It was a really interesting read, and one point caught in my mind. When discussing Suzanne Collins’ THE HUNGER GAMES, the author noted that all three HUNGER GAMES books are nearly the same length, and have very similar internal structures – number of chapters, length of chapters, and so forth.
I think this point caught in my mind because it wasn’t at all surprising to me. I write really long series, and to do really long series, the writer has to settle on a structure for the books. That makes it far easier to a series that can sustain itself over an extended length.
Like, the FROSTBORN series for example. The first thirteen FROSTBORN books are all 24 chapters long, and they all land between 90,000 and 105,000 words in length. The only exceptions are the second-to-last book FROSTBORN: THE DRAGON KNIGHT, which was 26 chapters long, and the final book FROSTBORN: THE SHADOW PRISON, which was 33 chapters long. The extra length was necessary to make sure that the series ended properly, since there is nothing that readers hate more than a long-running series that screws up the ending. (For example, see the ending of THE SOPRANOS.)
I did the same thing with the GHOST EXILE series, but less rigorously. The first 7 books were all between 21 and 24 chapters. Starting with the seventh book, GHOST IN THE THRONE, the length began creeping up, and the final book GHOST IN THE WINDS was the longest of all.

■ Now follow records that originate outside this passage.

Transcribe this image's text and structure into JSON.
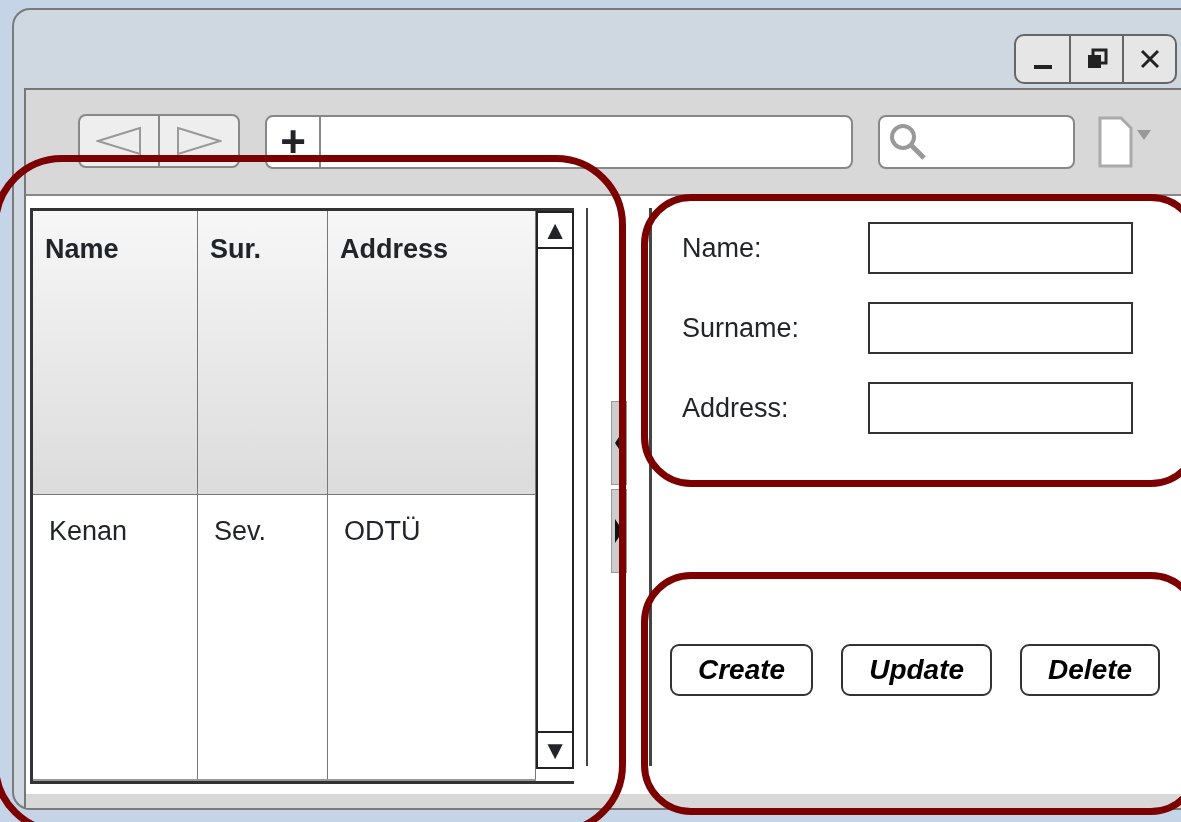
{
  "toolbar": {
    "add_button": "+"
  },
  "table": {
    "columns": [
      "Name",
      "Sur.",
      "Address"
    ],
    "rows": [
      [
        "Kenan",
        "Sev.",
        "ODTÜ"
      ]
    ],
    "scroll_up": "▲",
    "scroll_down": "▼"
  },
  "form": {
    "fields": [
      {
        "label": "Name:"
      },
      {
        "label": "Surname:"
      },
      {
        "label": "Address:"
      }
    ]
  },
  "buttons": [
    "Create",
    "Update",
    "Delete"
  ]
}
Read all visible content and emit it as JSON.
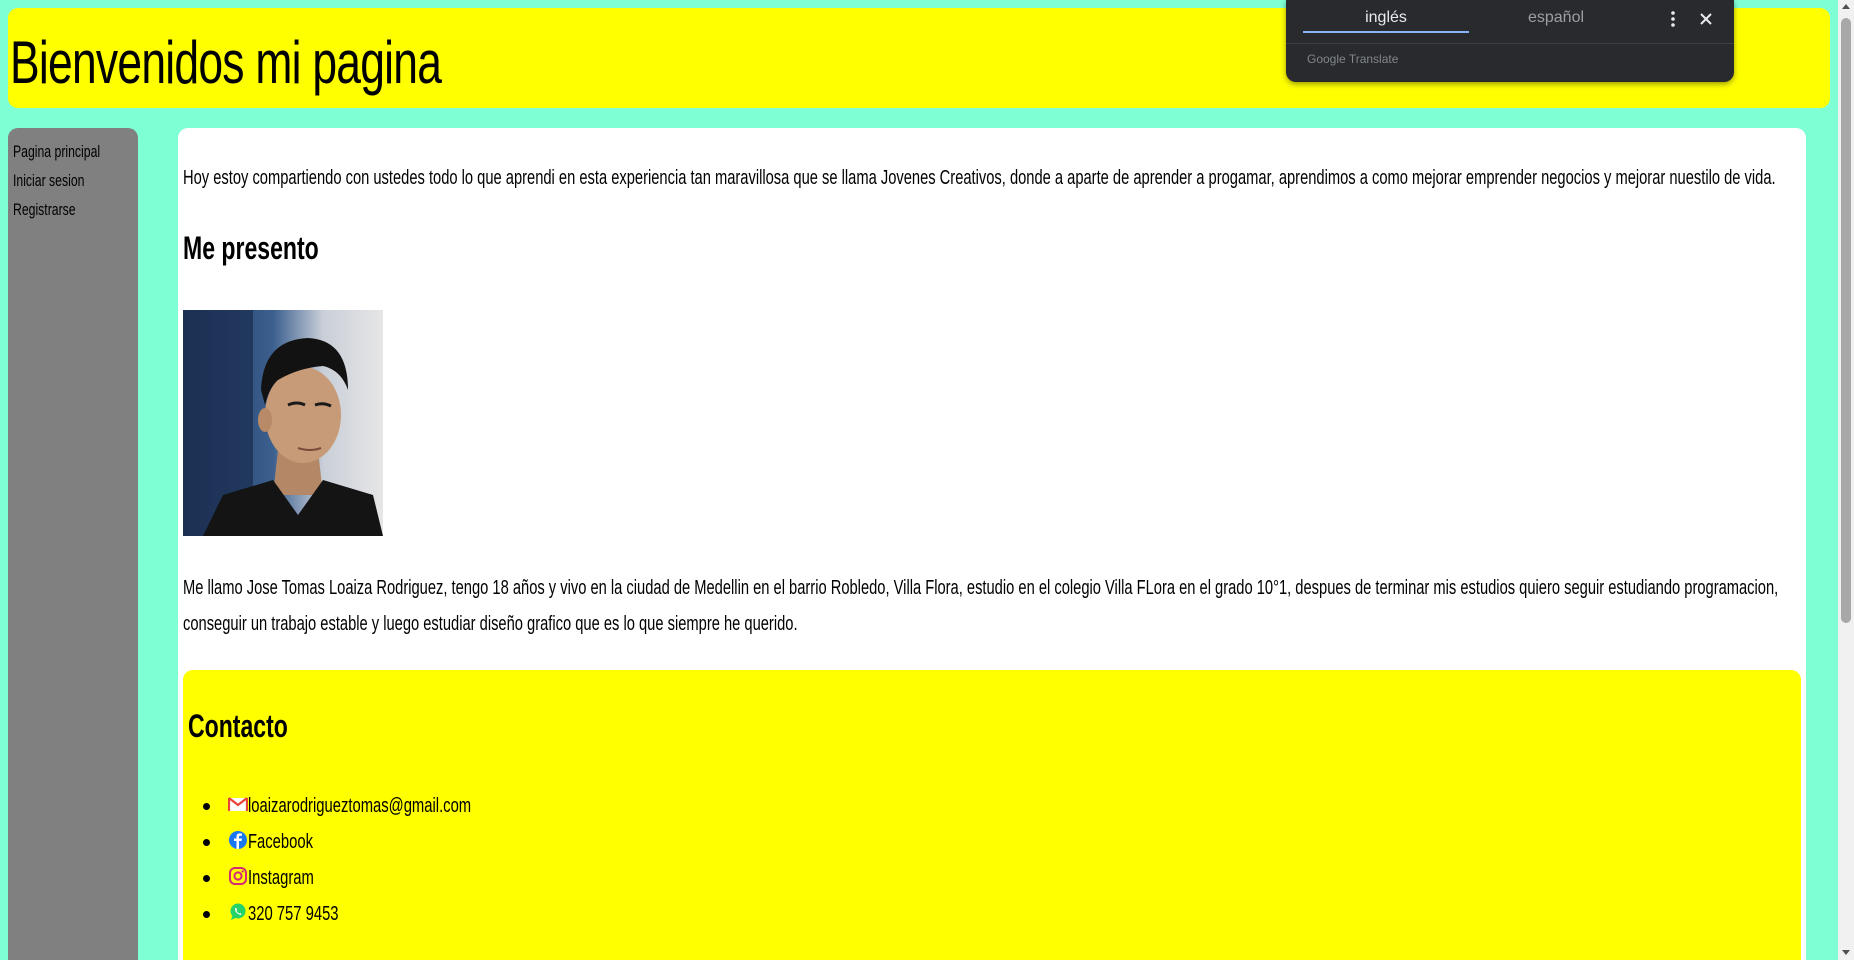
{
  "header": {
    "title": "Bienvenidos mi pagina"
  },
  "sidebar": {
    "links": [
      {
        "label": "Pagina principal"
      },
      {
        "label": "Iniciar sesion"
      },
      {
        "label": "Registrarse"
      }
    ]
  },
  "main": {
    "intro": "Hoy estoy compartiendo con ustedes todo lo que aprendi en esta experiencia tan maravillosa que se llama Jovenes Creativos, donde a aparte de aprender a progamar, aprendimos a como mejorar emprender negocios y mejorar nuestilo de vida.",
    "section_title": "Me presento",
    "bio_line1": "Me llamo Jose Tomas Loaiza Rodriguez, tengo 18 años y vivo en la ciudad de Medellin en el barrio Robledo, Villa Flora, estudio en el colegio Villa FLora en el grado 10°1, despues de terminar mis estudios quiero seguir estudiando programacion,",
    "bio_line2": "conseguir un trabajo estable y luego estudiar diseño grafico que es lo que siempre he querido.",
    "contact": {
      "title": "Contacto",
      "items": [
        {
          "icon": "gmail-icon",
          "label": "loaizarodrigueztomas@gmail.com"
        },
        {
          "icon": "facebook-icon",
          "label": "Facebook"
        },
        {
          "icon": "instagram-icon",
          "label": "Instagram"
        },
        {
          "icon": "whatsapp-icon",
          "label": "320 757 9453"
        }
      ]
    }
  },
  "translate_popup": {
    "tabs": [
      {
        "label": "inglés",
        "active": true
      },
      {
        "label": "español",
        "active": false
      }
    ],
    "brand": "Google Translate"
  },
  "colors": {
    "page_background": "#7fffd4",
    "header_background": "#ffff00",
    "sidebar_background": "#808080",
    "content_background": "#ffffff",
    "contact_background": "#ffff00"
  }
}
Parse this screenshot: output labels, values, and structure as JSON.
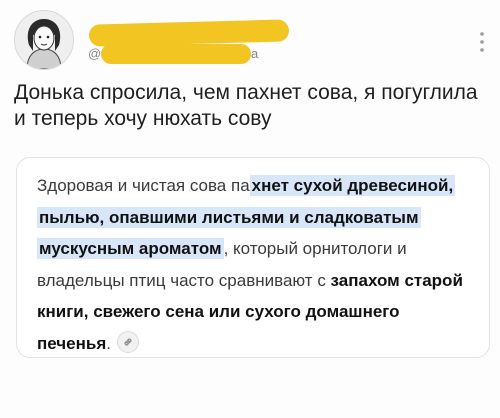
{
  "post": {
    "author": {
      "handle_prefix": "@",
      "handle_suffix": "a"
    },
    "text": "Донька спросила, чем пахнет сова, я погуглила и теперь хочу нюхать сову"
  },
  "snippet": {
    "intro": "Здоровая и чистая сова па",
    "highlight": "хнет сухой древесиной, пылью, опавшими листьями и сладковатым мускусным ароматом",
    "middle": ", который орнитологи и владельцы птиц часто сравнивают с ",
    "bold_tail": "запахом старой книги, свежего сена или сухого домашнего печенья",
    "end": "."
  },
  "icons": {
    "more": "vertical-dots-icon",
    "source_link": "link-icon",
    "avatar": "user-drawing-avatar"
  },
  "colors": {
    "redaction": "#f2c522",
    "highlight_bg": "#d8e6f9",
    "card_border": "#e3e3e3"
  }
}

Again, it was to make sure that the series hit the ending properly.
MASK OF THE DEMONSOULED was probably my most consistent series – all 3 books had exactly 20 chapters.
But I digress a bit. Nabakov’s Favorite Word Is Mauve was definitely an interesting read if you’re interesting in writing and publishing.